I’m acutely aware that I’m writing this blog the week our new president will be sworn in. It is that event that has me thinking a lot about Alexis de Tocqueville’s seminal book Democracy in America as we once again observe the peaceful transition of power.
I am also a “Hamilton” junkie so I keep reminding myself of what this means as I listen to Washington’s schooling to Hamilton in the song “One Last Time” about how the transition will prove our country’s strength. And for those that haven’t had a chance to see Hamilton yet, I offer a little School House Rock help to remind us how we got here.
Hamiton’s “One Last Time:”
School House Rock:
In his book, Tocqueville spoke of what I believe is one the greatest examples of our country’s and our democracy’s strength – our associations. What he calls associations, we now refer to as our social sector.
Americans of all ages, all conditions, all minds constantly unite. Not only do they have commercial and industrial associations in which all take part, but they also have a thousand other kinds: religious, moral, grave, futile, very general and very particular, immense and very small; Americans use associations to give fêtes, to found seminaries, to build inns, to raise churches, to distribute books, to send missionaries to the antipodes; in this manner they create hospitals, prisons, schools.
It seems he may have found our desire to associate in this way a bit excessive but it is clear he envies and finds value in our ability to unite, to come together, to build, to care for our citizens, to solve problems. Today, the social sector in America is more robust than ever — and more essential.
My colleague Tim Delaney at the National Council of Nonprofits speaks often about how it is the social sector that are the “incubators of innovation, laboratories of leadership, protectors of taxpayers, responders in times of trouble, stimulators of the economy, and weavers of community fabric.” Those of us working in charities are the problem solvers making a difference every day in every city and town across this country.
There is a lot of talk lately about how the “disruptors” are so important to our economy, our society — and they are. However, please remember that nonprofits were among the original disruptors and they are still at it.
There is a vital thread through the group training young women how to code and young men in construction trades to the Community Development Corporation creating a state of the art early child learning center, from organization training immigrant entrepreneurs to the one designing transportation alternatives for the elderly.
Tocqueville wrote his book over 180 years ago; so much still holds true. We do unite and our associations, our social sector is at the heart of that practice.
As a new President arrives and we ready for a new New Jersey Governor next year, the time has never been more important for all those working in community, in education and healthcare, the environment and criminal justice, in elder care and child advancement, to fully claim our titles and our realm as problem solvers.
Nina Stack is President of the Council of New Jersey Grantmakers, the statewide association of more than 130 funding organizations working in and for New Jersey.

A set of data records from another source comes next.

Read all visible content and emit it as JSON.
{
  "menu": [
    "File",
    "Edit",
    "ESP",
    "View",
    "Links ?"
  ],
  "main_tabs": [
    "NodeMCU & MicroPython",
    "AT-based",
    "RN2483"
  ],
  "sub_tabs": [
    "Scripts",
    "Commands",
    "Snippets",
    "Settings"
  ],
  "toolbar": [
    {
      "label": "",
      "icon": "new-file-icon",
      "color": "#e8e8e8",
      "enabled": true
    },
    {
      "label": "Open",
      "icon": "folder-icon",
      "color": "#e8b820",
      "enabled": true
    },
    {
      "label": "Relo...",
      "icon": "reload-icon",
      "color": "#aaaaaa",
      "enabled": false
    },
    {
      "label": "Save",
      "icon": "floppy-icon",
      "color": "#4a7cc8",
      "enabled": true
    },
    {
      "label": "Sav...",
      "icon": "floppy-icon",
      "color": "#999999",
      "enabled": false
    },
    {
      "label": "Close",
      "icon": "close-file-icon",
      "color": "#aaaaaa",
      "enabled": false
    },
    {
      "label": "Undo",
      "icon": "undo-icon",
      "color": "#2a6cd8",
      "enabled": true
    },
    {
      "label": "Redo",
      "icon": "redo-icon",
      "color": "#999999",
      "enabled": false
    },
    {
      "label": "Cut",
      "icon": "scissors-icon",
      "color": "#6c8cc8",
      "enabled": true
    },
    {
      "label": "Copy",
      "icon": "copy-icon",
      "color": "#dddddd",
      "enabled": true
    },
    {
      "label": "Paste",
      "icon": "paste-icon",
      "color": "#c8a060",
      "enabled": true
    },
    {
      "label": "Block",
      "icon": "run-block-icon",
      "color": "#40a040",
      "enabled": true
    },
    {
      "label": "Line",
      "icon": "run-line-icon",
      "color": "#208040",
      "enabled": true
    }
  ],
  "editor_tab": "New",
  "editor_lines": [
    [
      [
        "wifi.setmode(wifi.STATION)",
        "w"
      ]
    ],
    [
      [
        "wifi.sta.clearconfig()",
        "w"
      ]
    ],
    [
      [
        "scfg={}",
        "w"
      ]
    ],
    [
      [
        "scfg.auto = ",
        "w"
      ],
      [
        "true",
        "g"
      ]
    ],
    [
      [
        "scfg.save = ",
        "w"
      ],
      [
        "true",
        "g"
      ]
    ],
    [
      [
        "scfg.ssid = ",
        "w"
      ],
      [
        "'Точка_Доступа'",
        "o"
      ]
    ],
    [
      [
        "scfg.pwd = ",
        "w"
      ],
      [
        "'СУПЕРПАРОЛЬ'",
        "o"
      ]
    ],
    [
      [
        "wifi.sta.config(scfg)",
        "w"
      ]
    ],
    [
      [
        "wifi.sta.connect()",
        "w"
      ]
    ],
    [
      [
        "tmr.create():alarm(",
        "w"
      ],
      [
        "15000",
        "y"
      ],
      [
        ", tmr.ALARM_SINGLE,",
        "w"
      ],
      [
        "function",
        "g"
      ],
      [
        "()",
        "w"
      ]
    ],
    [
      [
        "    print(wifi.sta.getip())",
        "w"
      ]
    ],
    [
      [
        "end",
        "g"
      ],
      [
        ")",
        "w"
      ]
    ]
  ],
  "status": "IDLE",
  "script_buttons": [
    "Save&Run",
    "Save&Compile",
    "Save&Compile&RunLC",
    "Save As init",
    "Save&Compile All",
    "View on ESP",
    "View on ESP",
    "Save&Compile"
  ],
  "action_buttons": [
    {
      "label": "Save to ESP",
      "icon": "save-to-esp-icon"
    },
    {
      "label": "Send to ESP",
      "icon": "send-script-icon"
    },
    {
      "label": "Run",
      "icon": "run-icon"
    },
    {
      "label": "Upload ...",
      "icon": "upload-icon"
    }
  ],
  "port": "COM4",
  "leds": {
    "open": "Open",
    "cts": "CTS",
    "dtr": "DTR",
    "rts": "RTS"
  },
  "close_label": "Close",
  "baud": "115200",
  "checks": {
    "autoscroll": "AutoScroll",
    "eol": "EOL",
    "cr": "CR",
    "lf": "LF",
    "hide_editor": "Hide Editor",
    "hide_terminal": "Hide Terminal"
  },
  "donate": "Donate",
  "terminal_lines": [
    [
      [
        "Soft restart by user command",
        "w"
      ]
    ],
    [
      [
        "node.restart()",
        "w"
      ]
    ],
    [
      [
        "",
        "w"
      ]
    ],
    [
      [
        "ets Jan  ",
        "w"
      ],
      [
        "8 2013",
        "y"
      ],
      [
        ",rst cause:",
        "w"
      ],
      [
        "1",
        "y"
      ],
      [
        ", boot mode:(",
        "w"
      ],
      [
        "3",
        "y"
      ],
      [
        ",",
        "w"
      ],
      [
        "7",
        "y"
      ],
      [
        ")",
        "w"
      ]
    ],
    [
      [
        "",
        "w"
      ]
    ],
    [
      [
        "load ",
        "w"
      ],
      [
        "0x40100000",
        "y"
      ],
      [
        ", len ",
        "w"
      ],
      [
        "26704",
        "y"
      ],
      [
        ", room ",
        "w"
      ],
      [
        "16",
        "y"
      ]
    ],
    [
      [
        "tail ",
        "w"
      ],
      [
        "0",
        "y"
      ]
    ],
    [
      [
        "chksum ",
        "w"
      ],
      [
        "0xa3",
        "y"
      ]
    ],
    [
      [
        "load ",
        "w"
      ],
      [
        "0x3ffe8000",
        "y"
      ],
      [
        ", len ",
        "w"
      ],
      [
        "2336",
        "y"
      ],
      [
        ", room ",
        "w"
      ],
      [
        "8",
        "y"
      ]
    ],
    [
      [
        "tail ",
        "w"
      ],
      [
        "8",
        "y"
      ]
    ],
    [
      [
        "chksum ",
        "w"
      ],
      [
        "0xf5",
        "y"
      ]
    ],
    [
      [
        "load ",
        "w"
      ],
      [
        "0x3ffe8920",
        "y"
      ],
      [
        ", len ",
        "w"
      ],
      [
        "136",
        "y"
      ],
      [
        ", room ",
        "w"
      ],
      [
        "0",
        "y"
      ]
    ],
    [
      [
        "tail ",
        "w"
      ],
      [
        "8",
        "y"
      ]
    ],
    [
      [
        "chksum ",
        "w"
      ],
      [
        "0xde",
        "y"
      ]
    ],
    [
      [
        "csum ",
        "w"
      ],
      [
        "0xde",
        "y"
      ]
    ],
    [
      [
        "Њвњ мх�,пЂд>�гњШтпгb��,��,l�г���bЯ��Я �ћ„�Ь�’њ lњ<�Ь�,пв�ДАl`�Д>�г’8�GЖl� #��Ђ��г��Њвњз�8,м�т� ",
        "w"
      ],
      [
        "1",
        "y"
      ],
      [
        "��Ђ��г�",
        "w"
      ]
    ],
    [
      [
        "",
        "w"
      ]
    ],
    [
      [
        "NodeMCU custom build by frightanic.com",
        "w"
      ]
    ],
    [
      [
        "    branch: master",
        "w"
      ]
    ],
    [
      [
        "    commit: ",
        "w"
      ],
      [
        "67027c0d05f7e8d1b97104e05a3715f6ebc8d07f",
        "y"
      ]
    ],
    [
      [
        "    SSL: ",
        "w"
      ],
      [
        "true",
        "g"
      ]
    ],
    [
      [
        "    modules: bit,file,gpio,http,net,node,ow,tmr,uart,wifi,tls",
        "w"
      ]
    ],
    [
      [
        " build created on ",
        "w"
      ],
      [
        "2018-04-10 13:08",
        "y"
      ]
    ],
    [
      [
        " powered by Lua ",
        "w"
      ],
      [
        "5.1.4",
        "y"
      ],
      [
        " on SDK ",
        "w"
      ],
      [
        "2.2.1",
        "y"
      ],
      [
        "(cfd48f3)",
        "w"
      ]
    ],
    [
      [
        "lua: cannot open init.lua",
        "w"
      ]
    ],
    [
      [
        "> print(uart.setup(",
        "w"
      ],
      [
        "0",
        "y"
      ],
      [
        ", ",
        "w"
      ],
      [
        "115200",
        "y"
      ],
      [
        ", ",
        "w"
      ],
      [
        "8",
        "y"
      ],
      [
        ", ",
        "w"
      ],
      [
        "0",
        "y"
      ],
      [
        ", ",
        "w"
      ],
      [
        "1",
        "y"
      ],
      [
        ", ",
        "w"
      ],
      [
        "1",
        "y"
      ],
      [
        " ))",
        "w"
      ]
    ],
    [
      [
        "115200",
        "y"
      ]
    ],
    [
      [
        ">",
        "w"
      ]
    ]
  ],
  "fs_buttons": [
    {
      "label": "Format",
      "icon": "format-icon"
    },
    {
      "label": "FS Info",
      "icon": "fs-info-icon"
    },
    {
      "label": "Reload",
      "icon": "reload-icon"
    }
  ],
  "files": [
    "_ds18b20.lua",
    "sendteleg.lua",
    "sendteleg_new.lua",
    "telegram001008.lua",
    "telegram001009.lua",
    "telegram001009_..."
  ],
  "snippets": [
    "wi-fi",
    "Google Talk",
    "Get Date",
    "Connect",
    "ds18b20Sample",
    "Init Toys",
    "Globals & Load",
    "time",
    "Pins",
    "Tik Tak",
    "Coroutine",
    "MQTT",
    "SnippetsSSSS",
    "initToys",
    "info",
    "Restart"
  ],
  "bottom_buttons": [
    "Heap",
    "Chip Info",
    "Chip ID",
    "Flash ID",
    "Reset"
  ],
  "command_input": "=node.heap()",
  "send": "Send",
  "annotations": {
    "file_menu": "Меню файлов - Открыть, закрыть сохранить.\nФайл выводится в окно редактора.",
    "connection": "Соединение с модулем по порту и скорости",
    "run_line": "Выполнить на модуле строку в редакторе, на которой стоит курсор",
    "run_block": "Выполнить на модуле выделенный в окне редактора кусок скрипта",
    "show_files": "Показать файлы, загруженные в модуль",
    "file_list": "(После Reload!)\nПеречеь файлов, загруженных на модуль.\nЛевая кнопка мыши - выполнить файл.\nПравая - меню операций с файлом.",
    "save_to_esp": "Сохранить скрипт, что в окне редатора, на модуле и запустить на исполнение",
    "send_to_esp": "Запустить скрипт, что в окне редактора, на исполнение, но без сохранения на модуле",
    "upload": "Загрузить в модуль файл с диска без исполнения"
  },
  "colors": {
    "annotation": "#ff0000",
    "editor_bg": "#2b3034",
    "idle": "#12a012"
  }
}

The Council is the center for philanthropy in the state, serving the leading independent, corporate, family and community foundations as well as public grantmakers of our state. CNJG supports its members by strengthening their capacity to address New Jersey and society’s most difficult problems.
Photo at top: Creative Commons/ Stefan Fussan